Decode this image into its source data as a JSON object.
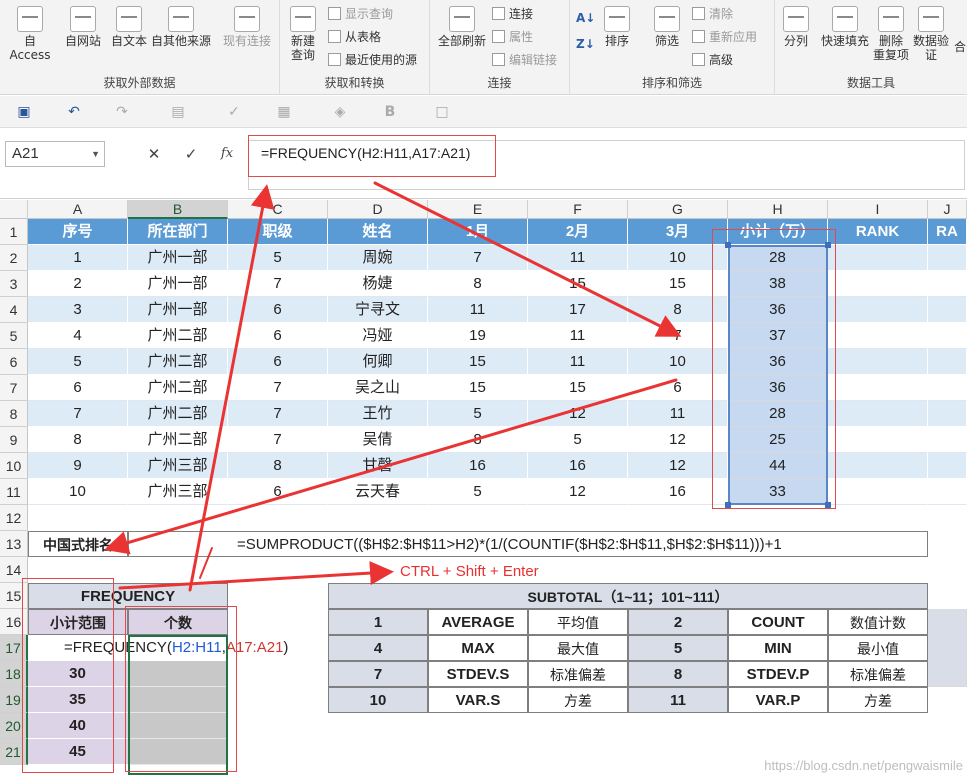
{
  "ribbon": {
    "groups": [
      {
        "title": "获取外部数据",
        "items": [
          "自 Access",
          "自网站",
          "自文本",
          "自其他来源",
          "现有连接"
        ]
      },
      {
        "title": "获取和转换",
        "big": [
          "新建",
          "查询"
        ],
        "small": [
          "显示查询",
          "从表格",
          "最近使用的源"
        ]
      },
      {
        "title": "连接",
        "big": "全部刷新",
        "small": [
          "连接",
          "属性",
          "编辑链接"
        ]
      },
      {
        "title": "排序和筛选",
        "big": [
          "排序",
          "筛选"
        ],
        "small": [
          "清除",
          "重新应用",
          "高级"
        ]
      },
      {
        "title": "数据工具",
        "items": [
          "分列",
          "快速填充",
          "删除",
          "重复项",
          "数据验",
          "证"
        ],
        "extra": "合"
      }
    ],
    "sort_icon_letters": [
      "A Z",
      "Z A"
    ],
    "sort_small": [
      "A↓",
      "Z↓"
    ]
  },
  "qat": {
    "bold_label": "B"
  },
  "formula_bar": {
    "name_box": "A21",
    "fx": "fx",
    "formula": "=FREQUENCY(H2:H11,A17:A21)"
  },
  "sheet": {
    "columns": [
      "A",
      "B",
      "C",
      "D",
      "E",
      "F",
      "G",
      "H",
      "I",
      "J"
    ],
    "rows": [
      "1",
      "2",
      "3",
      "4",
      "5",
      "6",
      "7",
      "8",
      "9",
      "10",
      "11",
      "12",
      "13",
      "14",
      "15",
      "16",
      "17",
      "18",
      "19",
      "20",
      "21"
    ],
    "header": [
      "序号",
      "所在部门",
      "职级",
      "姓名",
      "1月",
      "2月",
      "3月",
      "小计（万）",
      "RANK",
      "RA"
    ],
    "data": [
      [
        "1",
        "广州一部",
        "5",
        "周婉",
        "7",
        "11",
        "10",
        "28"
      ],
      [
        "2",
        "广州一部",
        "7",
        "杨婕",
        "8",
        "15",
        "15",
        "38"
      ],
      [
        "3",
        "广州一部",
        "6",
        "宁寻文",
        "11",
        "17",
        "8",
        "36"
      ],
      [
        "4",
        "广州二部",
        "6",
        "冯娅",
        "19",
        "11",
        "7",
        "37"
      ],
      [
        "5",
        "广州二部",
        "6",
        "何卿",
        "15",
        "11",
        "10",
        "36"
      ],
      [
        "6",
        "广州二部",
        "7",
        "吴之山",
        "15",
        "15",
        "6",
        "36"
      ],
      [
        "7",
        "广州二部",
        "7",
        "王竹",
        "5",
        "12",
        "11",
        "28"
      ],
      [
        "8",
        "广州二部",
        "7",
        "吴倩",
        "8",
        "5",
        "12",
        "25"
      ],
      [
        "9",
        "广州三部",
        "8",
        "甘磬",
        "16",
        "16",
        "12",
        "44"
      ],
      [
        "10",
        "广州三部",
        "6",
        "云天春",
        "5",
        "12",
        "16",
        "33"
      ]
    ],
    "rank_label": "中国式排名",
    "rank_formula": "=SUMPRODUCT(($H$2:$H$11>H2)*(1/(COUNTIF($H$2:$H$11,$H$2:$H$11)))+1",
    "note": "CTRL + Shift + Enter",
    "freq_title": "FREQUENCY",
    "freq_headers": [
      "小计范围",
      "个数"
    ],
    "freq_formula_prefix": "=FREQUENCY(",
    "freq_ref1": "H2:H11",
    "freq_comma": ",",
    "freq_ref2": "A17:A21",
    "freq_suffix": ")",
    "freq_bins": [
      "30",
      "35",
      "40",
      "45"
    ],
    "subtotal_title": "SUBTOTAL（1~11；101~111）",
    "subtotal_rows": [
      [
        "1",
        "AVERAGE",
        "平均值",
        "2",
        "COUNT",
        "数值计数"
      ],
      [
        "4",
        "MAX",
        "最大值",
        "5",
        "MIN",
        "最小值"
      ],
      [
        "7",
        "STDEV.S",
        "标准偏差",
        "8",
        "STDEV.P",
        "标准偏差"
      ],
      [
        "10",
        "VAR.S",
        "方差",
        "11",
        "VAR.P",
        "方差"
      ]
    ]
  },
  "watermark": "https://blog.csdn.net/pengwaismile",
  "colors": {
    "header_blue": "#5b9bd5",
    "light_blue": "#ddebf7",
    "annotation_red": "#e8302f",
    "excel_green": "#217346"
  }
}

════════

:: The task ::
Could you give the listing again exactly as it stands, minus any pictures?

:: Output of the task ::
Decode this image into its source data as a JSON object.
{
  "ribbon": {
    "groups": [
      {
        "title": "获取外部数据",
        "items": [
          "自 Access",
          "自网站",
          "自文本",
          "自其他来源",
          "现有连接"
        ]
      },
      {
        "title": "获取和转换",
        "big": [
          "新建",
          "查询"
        ],
        "small": [
          "显示查询",
          "从表格",
          "最近使用的源"
        ]
      },
      {
        "title": "连接",
        "big": "全部刷新",
        "small": [
          "连接",
          "属性",
          "编辑链接"
        ]
      },
      {
        "title": "排序和筛选",
        "big": [
          "排序",
          "筛选"
        ],
        "small": [
          "清除",
          "重新应用",
          "高级"
        ]
      },
      {
        "title": "数据工具",
        "items": [
          "分列",
          "快速填充",
          "删除",
          "重复项",
          "数据验",
          "证"
        ],
        "extra": "合"
      }
    ],
    "sort_icon_letters": [
      "A Z",
      "Z A"
    ],
    "sort_small": [
      "A↓",
      "Z↓"
    ]
  },
  "qat": {
    "bold_label": "B"
  },
  "formula_bar": {
    "name_box": "A21",
    "fx": "fx",
    "formula": "=FREQUENCY(H2:H11,A17:A21)"
  },
  "sheet": {
    "columns": [
      "A",
      "B",
      "C",
      "D",
      "E",
      "F",
      "G",
      "H",
      "I",
      "J"
    ],
    "rows": [
      "1",
      "2",
      "3",
      "4",
      "5",
      "6",
      "7",
      "8",
      "9",
      "10",
      "11",
      "12",
      "13",
      "14",
      "15",
      "16",
      "17",
      "18",
      "19",
      "20",
      "21"
    ],
    "header": [
      "序号",
      "所在部门",
      "职级",
      "姓名",
      "1月",
      "2月",
      "3月",
      "小计（万）",
      "RANK",
      "RA"
    ],
    "data": [
      [
        "1",
        "广州一部",
        "5",
        "周婉",
        "7",
        "11",
        "10",
        "28"
      ],
      [
        "2",
        "广州一部",
        "7",
        "杨婕",
        "8",
        "15",
        "15",
        "38"
      ],
      [
        "3",
        "广州一部",
        "6",
        "宁寻文",
        "11",
        "17",
        "8",
        "36"
      ],
      [
        "4",
        "广州二部",
        "6",
        "冯娅",
        "19",
        "11",
        "7",
        "37"
      ],
      [
        "5",
        "广州二部",
        "6",
        "何卿",
        "15",
        "11",
        "10",
        "36"
      ],
      [
        "6",
        "广州二部",
        "7",
        "吴之山",
        "15",
        "15",
        "6",
        "36"
      ],
      [
        "7",
        "广州二部",
        "7",
        "王竹",
        "5",
        "12",
        "11",
        "28"
      ],
      [
        "8",
        "广州二部",
        "7",
        "吴倩",
        "8",
        "5",
        "12",
        "25"
      ],
      [
        "9",
        "广州三部",
        "8",
        "甘磬",
        "16",
        "16",
        "12",
        "44"
      ],
      [
        "10",
        "广州三部",
        "6",
        "云天春",
        "5",
        "12",
        "16",
        "33"
      ]
    ],
    "rank_label": "中国式排名",
    "rank_formula": "=SUMPRODUCT(($H$2:$H$11>H2)*(1/(COUNTIF($H$2:$H$11,$H$2:$H$11)))+1",
    "note": "CTRL + Shift + Enter",
    "freq_title": "FREQUENCY",
    "freq_headers": [
      "小计范围",
      "个数"
    ],
    "freq_formula_prefix": "=FREQUENCY(",
    "freq_ref1": "H2:H11",
    "freq_comma": ",",
    "freq_ref2": "A17:A21",
    "freq_suffix": ")",
    "freq_bins": [
      "30",
      "35",
      "40",
      "45"
    ],
    "subtotal_title": "SUBTOTAL（1~11；101~111）",
    "subtotal_rows": [
      [
        "1",
        "AVERAGE",
        "平均值",
        "2",
        "COUNT",
        "数值计数"
      ],
      [
        "4",
        "MAX",
        "最大值",
        "5",
        "MIN",
        "最小值"
      ],
      [
        "7",
        "STDEV.S",
        "标准偏差",
        "8",
        "STDEV.P",
        "标准偏差"
      ],
      [
        "10",
        "VAR.S",
        "方差",
        "11",
        "VAR.P",
        "方差"
      ]
    ]
  },
  "watermark": "https://blog.csdn.net/pengwaismile",
  "colors": {
    "header_blue": "#5b9bd5",
    "light_blue": "#ddebf7",
    "annotation_red": "#e8302f",
    "excel_green": "#217346"
  }
}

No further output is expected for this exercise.